"She picked it up and washed it off and ate it," he recalled.
Kaboga-Miller's fortunes changed after she arrived in the Bay Area in the 1970s, living with uncles. She received a scholarship to attend San Jose State University, he said. Kaboga-Miller graduated with a major in communications and minor in business administration, according to her LinkedIn profile. She previously worked in purchasing at Broadcom in San Jose and other tech firms.
The family has searched every place they could think of, from Sunnyvale to San Carlos. They have looked in dikes, in the baylands and the Palo Alto duck pond.
"There are so many different angles. My father is a wreck," he said.

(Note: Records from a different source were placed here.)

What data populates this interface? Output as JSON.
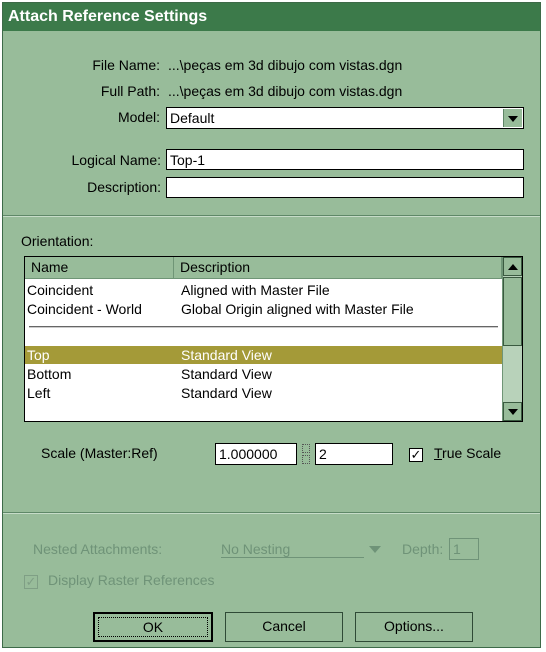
{
  "dialog": {
    "title": "Attach Reference Settings",
    "file_name_label": "File Name:",
    "file_name_value": "...\\peças em 3d dibujo com vistas.dgn",
    "full_path_label": "Full Path:",
    "full_path_value": "...\\peças em 3d dibujo com vistas.dgn",
    "model_label": "Model:",
    "model_value": "Default",
    "logical_name_label": "Logical Name:",
    "logical_name_value": "Top-1",
    "description_label": "Description:",
    "description_value": ""
  },
  "orientation": {
    "label": "Orientation:",
    "columns": [
      "Name",
      "Description"
    ],
    "rows": [
      {
        "name": "Coincident",
        "description": "Aligned with Master File"
      },
      {
        "name": "Coincident - World",
        "description": "Global Origin aligned with Master File"
      },
      {
        "name": "Top",
        "description": "Standard View",
        "selected": true
      },
      {
        "name": "Bottom",
        "description": "Standard View"
      },
      {
        "name": "Left",
        "description": "Standard View"
      }
    ]
  },
  "scale": {
    "label": "Scale (Master:Ref)",
    "master_value": "1.000000",
    "ref_value": "2",
    "true_scale_label": "True Scale",
    "true_scale_checked": true
  },
  "nesting": {
    "label": "Nested Attachments:",
    "value": "No Nesting",
    "depth_label": "Depth:",
    "depth_value": "1",
    "display_raster_label": "Display Raster References",
    "display_raster_checked": true
  },
  "buttons": {
    "ok": "OK",
    "cancel": "Cancel",
    "options": "Options..."
  },
  "colors": {
    "dialog_bg": "#98bc9a",
    "titlebar": "#3c7a4a",
    "selection": "#a49a38"
  }
}
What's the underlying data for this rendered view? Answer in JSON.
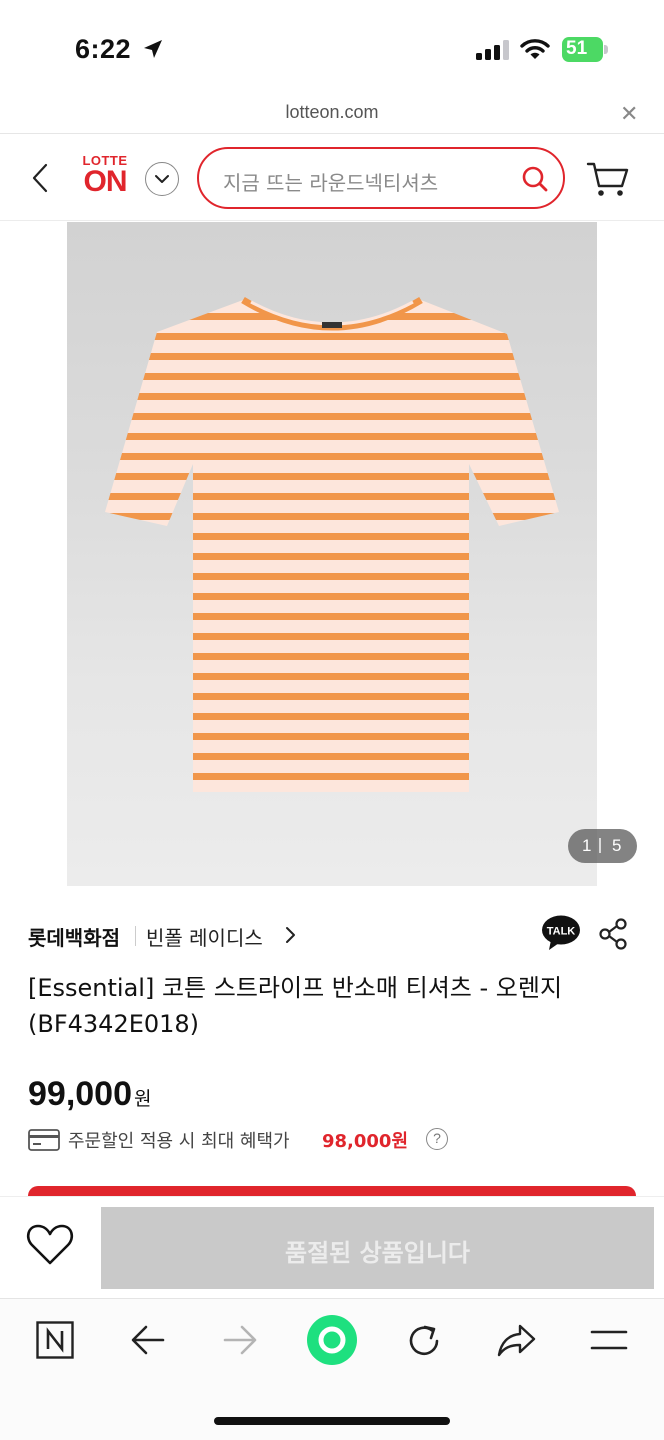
{
  "status_bar": {
    "time": "6:22",
    "battery": "51",
    "icons": [
      "location-arrow-icon",
      "signal-icon",
      "wifi-icon",
      "battery-icon"
    ]
  },
  "url_bar": {
    "url": "lotteon.com",
    "close_icon": "close-icon"
  },
  "header": {
    "logo_top": "LOTTE",
    "logo_main": "ON",
    "search_placeholder": "지금 뜨는 라운드넥티셔츠",
    "icons": [
      "back-icon",
      "chevron-down-icon",
      "search-icon",
      "cart-icon"
    ]
  },
  "gallery": {
    "current": "1",
    "total": "5",
    "stripe_color": "#f1964a",
    "base_color": "#fde6dc"
  },
  "product": {
    "store": "롯데백화점",
    "brand": "빈폴 레이디스",
    "talk_label": "TALK",
    "title": "[Essential] 코튼 스트라이프 반소매 티셔츠 - 오렌지 (BF4342E018)",
    "price": "99,000",
    "price_unit": "원",
    "benefit_text": "주문할인 적용 시 최대 혜택가",
    "benefit_price": "98,000원",
    "help": "?"
  },
  "purchase_bar": {
    "soldout_label": "품절된 상품입니다"
  },
  "browser_toolbar": {
    "items": [
      "naver-icon",
      "back-arrow-icon",
      "forward-arrow-icon",
      "home-circle-icon",
      "refresh-icon",
      "share-arrow-icon",
      "menu-icon"
    ]
  },
  "colors": {
    "brand_red": "#e0252c",
    "green": "#1ee07f"
  }
}
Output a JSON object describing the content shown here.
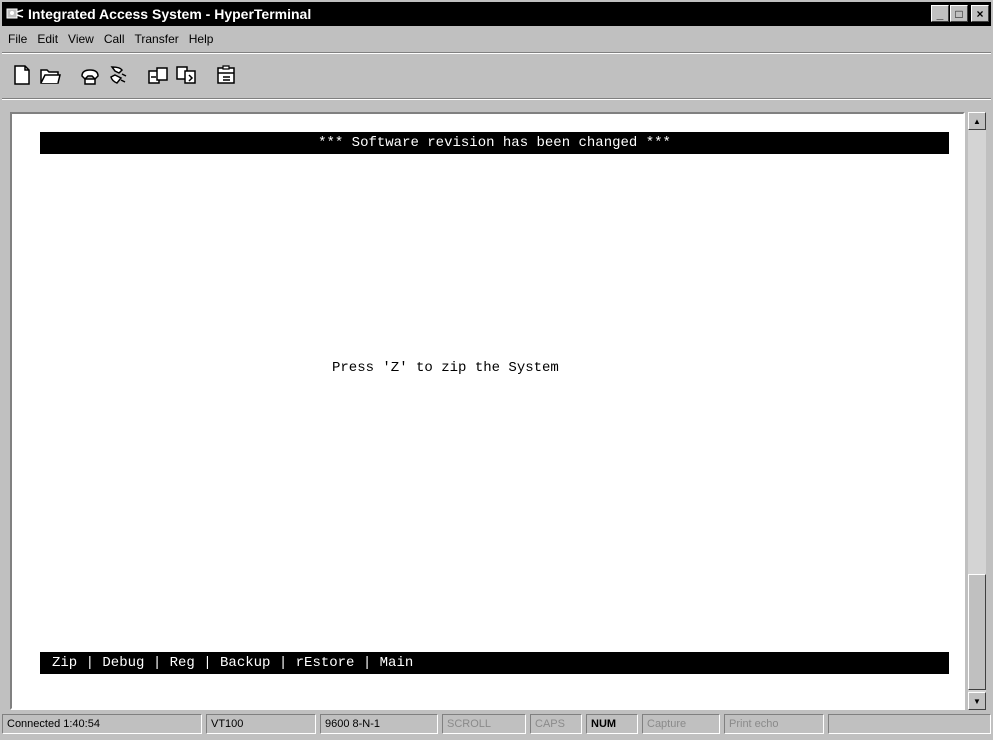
{
  "window": {
    "title": "Integrated Access System - HyperTerminal",
    "controls": {
      "minimize": "_",
      "maximize": "□",
      "close": "×"
    }
  },
  "menu": [
    "File",
    "Edit",
    "View",
    "Call",
    "Transfer",
    "Help"
  ],
  "toolbar": {
    "buttons": [
      "new-icon",
      "open-icon",
      "connect-icon",
      "disconnect-icon",
      "send-icon",
      "receive-icon",
      "properties-icon"
    ]
  },
  "terminal": {
    "header": "*** Software revision has been changed ***",
    "message": "Press 'Z' to zip the System",
    "footer": "Zip | Debug | Reg | Backup | rEstore | Main"
  },
  "statusbar": {
    "connected": "Connected 1:40:54",
    "emulation": "VT100",
    "settings": "9600 8-N-1",
    "scroll": "SCROLL",
    "caps": "CAPS",
    "num": "NUM",
    "capture": "Capture",
    "print_echo": "Print echo"
  }
}
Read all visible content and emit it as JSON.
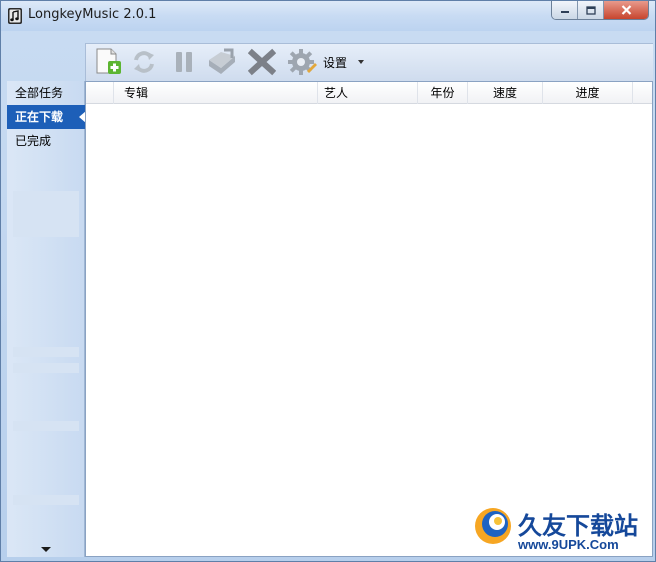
{
  "window": {
    "title": "LongkeyMusic 2.0.1",
    "accent_color": "#1d5fb8"
  },
  "title_bar_buttons": [
    {
      "name": "minimize",
      "icon": "minimize-icon"
    },
    {
      "name": "maximize",
      "icon": "maximize-icon"
    },
    {
      "name": "close",
      "icon": "close-icon"
    }
  ],
  "toolbar": {
    "buttons": [
      {
        "name": "add",
        "icon": "add-icon"
      },
      {
        "name": "refresh",
        "icon": "refresh-icon"
      },
      {
        "name": "pause",
        "icon": "pause-icon"
      },
      {
        "name": "open",
        "icon": "open-icon"
      },
      {
        "name": "delete",
        "icon": "delete-icon"
      },
      {
        "name": "settings",
        "icon": "gear-icon"
      }
    ],
    "settings_label": "设置"
  },
  "sidebar": {
    "items": [
      {
        "label": "全部任务",
        "active": false
      },
      {
        "label": "正在下载",
        "active": true
      },
      {
        "label": "已完成",
        "active": false
      }
    ]
  },
  "list": {
    "columns": [
      "专辑",
      "艺人",
      "年份",
      "速度",
      "进度"
    ],
    "rows": []
  },
  "watermark": {
    "name": "久友下载站",
    "url": "www.9UPK.Com"
  }
}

Palo Alto police have said they do not think Kaboga-Miller's disappearance is suspicious. She is described as a 5-foot, 1-inch tall black woman weighing about 120 pounds, according to a missing person flyer. She was last seen wearing a black puffy vest over white long-sleeved shirt and light-colored pajama pants.
Her silver 2002 Mercedes-Benz CLK has California license plate number DP241LU, police said. The vehicle has a handicap placard, according to the missing person flyer.
Search organizers are asking that people come appropriately dressed for searching the baylands and marshy areas. They are asking for adult male volunteers in particular. They will also assign people to hand out flyers. For more information regarding the search, people may contact Wariara at 650-575-9054 and Lilia at 510-393-7734.
Kaboga-Miller's family and friends have published a video seeking the public's assistance to find her.
As of Wednesday afternoon, Palo Alto police did not have any updates regarding her whereabouts. Anyone with information is asked to call the Palo Alto Police Department's 24-hour dispatch center at 650-329-2413.
This story will be updated as more information becomes available.